══ MATERIAL PROVIDED ══
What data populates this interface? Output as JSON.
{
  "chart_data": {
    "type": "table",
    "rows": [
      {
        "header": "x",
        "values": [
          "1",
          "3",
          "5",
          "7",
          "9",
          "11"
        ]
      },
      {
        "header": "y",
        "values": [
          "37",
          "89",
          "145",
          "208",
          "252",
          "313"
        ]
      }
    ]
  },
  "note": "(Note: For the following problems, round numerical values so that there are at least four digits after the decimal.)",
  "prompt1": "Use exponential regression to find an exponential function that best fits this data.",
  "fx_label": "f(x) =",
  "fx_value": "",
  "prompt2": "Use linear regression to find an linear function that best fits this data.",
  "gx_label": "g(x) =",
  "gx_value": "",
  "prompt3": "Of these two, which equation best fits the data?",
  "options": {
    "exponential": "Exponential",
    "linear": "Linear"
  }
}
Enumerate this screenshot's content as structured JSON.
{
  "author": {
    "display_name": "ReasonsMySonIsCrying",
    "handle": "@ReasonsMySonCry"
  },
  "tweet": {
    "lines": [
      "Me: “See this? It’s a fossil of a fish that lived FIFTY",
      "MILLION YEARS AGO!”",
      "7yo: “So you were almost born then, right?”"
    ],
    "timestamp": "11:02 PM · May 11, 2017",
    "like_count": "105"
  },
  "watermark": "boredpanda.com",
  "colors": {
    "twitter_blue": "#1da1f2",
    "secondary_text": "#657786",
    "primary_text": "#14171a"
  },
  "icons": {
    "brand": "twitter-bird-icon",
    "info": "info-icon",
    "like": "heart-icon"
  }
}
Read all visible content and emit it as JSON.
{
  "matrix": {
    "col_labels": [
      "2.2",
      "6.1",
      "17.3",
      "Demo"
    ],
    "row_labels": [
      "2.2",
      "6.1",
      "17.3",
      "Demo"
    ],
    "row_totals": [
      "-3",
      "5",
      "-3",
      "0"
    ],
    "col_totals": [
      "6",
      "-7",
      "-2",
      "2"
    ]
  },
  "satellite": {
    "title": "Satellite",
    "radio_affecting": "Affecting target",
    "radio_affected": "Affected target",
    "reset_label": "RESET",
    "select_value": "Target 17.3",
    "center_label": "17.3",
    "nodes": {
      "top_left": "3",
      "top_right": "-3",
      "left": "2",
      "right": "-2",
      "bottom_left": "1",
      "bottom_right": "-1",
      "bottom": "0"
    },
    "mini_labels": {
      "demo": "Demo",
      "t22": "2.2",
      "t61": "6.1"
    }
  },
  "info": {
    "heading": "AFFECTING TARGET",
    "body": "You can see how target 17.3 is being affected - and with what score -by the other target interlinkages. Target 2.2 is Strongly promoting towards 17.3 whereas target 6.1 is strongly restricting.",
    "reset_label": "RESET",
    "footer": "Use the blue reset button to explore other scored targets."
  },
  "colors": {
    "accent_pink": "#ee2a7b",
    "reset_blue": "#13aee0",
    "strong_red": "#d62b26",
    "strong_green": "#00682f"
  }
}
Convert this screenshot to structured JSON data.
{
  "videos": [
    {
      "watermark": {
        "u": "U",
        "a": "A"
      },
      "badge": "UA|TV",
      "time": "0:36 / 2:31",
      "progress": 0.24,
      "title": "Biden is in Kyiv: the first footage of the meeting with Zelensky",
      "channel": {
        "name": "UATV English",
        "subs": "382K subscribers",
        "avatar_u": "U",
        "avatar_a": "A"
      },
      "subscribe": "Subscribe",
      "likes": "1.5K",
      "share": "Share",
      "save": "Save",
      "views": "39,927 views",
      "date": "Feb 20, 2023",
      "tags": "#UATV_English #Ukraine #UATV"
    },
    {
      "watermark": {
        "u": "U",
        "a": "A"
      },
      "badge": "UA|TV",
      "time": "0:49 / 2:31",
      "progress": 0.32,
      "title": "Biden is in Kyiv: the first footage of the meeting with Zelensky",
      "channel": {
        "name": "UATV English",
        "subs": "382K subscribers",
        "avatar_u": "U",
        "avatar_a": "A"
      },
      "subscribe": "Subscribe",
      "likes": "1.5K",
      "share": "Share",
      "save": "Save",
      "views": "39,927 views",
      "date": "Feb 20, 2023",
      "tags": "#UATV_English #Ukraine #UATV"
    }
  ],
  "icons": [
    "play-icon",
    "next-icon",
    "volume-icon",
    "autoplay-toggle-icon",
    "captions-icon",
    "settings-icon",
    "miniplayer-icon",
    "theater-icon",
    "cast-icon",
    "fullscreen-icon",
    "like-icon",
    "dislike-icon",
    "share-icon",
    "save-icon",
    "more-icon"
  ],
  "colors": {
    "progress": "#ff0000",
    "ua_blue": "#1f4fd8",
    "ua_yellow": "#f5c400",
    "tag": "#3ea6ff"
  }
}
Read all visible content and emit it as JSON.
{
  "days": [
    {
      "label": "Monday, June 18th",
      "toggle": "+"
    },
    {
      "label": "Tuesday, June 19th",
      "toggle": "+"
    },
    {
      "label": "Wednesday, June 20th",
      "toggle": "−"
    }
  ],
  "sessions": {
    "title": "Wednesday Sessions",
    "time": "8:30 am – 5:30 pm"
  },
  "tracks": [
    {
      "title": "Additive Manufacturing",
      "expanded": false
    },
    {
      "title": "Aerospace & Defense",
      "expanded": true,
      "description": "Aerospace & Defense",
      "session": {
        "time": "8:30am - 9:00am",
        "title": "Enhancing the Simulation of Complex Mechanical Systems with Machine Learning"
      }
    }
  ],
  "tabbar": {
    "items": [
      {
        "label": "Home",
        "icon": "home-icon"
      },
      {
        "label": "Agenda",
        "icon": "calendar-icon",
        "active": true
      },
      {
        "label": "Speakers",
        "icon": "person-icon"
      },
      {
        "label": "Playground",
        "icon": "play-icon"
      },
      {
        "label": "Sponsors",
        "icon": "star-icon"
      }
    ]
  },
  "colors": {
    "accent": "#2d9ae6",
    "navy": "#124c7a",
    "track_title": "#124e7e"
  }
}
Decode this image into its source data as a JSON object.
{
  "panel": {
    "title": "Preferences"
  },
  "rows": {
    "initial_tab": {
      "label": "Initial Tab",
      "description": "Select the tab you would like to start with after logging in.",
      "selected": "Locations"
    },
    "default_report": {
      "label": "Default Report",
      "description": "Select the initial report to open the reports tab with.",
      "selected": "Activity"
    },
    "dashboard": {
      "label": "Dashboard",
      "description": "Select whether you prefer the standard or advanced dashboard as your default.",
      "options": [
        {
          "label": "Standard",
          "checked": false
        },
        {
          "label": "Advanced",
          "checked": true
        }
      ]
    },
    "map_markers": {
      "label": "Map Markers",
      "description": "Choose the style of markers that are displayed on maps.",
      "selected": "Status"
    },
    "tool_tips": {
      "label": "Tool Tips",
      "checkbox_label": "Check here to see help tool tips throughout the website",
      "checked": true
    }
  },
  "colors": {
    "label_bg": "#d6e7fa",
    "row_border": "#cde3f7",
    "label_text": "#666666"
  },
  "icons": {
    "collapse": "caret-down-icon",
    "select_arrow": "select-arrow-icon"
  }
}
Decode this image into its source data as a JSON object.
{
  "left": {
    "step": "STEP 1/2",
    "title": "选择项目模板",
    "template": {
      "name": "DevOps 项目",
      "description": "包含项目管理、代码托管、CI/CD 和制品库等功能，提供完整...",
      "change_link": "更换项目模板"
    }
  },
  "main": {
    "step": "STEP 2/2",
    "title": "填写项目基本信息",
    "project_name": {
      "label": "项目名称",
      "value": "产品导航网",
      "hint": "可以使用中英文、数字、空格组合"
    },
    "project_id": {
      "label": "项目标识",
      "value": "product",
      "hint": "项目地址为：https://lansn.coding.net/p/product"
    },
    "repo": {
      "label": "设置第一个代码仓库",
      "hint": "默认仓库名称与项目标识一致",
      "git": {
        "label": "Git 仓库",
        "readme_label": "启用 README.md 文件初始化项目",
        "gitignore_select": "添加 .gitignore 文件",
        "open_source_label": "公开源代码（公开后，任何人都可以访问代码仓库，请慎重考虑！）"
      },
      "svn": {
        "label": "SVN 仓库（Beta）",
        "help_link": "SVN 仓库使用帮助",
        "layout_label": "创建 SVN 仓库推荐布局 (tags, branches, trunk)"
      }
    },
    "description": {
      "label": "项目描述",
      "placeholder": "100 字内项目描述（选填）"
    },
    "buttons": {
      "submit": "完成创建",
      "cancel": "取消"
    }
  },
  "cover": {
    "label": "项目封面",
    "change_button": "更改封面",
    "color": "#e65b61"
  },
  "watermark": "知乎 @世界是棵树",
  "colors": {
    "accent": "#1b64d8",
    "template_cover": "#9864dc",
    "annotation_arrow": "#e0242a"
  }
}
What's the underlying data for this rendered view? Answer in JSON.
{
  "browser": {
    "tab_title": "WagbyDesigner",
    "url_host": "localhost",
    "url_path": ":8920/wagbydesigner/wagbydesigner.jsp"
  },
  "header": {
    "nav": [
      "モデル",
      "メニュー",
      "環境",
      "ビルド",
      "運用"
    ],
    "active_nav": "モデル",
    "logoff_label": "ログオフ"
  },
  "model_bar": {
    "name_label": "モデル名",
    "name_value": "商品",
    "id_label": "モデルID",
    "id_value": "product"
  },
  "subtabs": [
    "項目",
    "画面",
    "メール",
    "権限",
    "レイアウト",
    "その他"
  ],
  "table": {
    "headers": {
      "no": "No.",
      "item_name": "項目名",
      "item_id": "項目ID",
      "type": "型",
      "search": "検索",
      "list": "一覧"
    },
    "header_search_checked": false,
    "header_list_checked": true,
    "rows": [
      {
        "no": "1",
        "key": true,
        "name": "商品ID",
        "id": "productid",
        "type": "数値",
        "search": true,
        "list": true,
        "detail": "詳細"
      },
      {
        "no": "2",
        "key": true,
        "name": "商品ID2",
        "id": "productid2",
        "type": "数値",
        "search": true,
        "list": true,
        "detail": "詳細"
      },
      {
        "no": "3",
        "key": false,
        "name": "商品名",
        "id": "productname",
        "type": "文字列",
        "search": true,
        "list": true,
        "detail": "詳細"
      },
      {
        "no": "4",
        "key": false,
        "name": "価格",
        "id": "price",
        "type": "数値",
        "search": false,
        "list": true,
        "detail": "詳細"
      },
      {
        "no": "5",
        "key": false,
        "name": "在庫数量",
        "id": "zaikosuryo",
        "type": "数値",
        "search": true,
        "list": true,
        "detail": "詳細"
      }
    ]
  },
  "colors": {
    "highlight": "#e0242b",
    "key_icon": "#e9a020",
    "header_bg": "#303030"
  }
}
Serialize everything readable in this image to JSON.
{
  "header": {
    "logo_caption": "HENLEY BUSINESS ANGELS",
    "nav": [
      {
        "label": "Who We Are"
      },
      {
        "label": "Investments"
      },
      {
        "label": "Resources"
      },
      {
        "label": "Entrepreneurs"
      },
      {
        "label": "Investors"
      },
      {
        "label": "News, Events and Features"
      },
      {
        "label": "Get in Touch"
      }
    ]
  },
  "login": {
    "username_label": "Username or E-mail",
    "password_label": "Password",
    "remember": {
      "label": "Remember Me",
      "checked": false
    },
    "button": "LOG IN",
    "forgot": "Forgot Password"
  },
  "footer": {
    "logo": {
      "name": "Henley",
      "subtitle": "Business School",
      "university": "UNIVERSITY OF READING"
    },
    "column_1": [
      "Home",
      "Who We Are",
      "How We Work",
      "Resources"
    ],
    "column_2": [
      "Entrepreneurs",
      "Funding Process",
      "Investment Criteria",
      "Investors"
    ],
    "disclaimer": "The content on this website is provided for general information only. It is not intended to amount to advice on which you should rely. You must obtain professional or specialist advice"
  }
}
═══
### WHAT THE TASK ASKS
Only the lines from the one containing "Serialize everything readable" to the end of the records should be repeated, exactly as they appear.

### TASK RESPONSE
Serialize everything readable in this image to JSON.
{
  "header": {
    "logo_caption": "HENLEY BUSINESS ANGELS",
    "nav": [
      {
        "label": "Who We Are"
      },
      {
        "label": "Investments"
      },
      {
        "label": "Resources"
      },
      {
        "label": "Entrepreneurs"
      },
      {
        "label": "Investors"
      },
      {
        "label": "News, Events and Features"
      },
      {
        "label": "Get in Touch"
      }
    ]
  },
  "login": {
    "username_label": "Username or E-mail",
    "password_label": "Password",
    "remember": {
      "label": "Remember Me",
      "checked": false
    },
    "button": "LOG IN",
    "forgot": "Forgot Password"
  },
  "footer": {
    "logo": {
      "name": "Henley",
      "subtitle": "Business School",
      "university": "UNIVERSITY OF READING"
    },
    "column_1": [
      "Home",
      "Who We Are",
      "How We Work",
      "Resources"
    ],
    "column_2": [
      "Entrepreneurs",
      "Funding Process",
      "Investment Criteria",
      "Investors"
    ],
    "disclaimer": "The content on this website is provided for general information only. It is not intended to amount to advice on which you should rely. You must obtain professional or specialist advice"
  }
}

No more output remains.